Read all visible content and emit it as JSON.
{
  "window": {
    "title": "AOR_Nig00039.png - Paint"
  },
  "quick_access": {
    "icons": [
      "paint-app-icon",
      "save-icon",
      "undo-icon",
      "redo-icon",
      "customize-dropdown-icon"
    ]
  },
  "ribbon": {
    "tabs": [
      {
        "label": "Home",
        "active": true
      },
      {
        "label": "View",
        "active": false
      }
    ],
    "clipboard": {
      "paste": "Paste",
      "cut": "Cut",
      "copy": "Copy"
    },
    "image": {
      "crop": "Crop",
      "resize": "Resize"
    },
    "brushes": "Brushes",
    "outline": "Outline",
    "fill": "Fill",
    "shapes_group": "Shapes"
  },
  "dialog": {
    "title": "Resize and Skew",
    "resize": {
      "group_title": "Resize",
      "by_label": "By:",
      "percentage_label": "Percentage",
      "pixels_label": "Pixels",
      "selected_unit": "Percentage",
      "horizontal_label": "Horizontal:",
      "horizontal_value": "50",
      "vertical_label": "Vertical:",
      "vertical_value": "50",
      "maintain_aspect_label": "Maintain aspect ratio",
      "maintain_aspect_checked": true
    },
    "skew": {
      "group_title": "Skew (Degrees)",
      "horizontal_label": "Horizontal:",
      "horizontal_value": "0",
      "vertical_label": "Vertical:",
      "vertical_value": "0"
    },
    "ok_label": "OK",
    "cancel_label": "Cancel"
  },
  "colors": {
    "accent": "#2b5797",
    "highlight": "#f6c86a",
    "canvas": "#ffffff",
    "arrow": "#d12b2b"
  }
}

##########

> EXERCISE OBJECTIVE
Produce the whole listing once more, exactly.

> PROBLEM SOLUTION
Read all visible content and emit it as JSON.
{
  "window": {
    "title": "AOR_Nig00039.png - Paint"
  },
  "quick_access": {
    "icons": [
      "paint-app-icon",
      "save-icon",
      "undo-icon",
      "redo-icon",
      "customize-dropdown-icon"
    ]
  },
  "ribbon": {
    "tabs": [
      {
        "label": "Home",
        "active": true
      },
      {
        "label": "View",
        "active": false
      }
    ],
    "clipboard": {
      "paste": "Paste",
      "cut": "Cut",
      "copy": "Copy"
    },
    "image": {
      "crop": "Crop",
      "resize": "Resize"
    },
    "brushes": "Brushes",
    "outline": "Outline",
    "fill": "Fill",
    "shapes_group": "Shapes"
  },
  "dialog": {
    "title": "Resize and Skew",
    "resize": {
      "group_title": "Resize",
      "by_label": "By:",
      "percentage_label": "Percentage",
      "pixels_label": "Pixels",
      "selected_unit": "Percentage",
      "horizontal_label": "Horizontal:",
      "horizontal_value": "50",
      "vertical_label": "Vertical:",
      "vertical_value": "50",
      "maintain_aspect_label": "Maintain aspect ratio",
      "maintain_aspect_checked": true
    },
    "skew": {
      "group_title": "Skew (Degrees)",
      "horizontal_label": "Horizontal:",
      "horizontal_value": "0",
      "vertical_label": "Vertical:",
      "vertical_value": "0"
    },
    "ok_label": "OK",
    "cancel_label": "Cancel"
  },
  "colors": {
    "accent": "#2b5797",
    "highlight": "#f6c86a",
    "canvas": "#ffffff",
    "arrow": "#d12b2b"
  }
}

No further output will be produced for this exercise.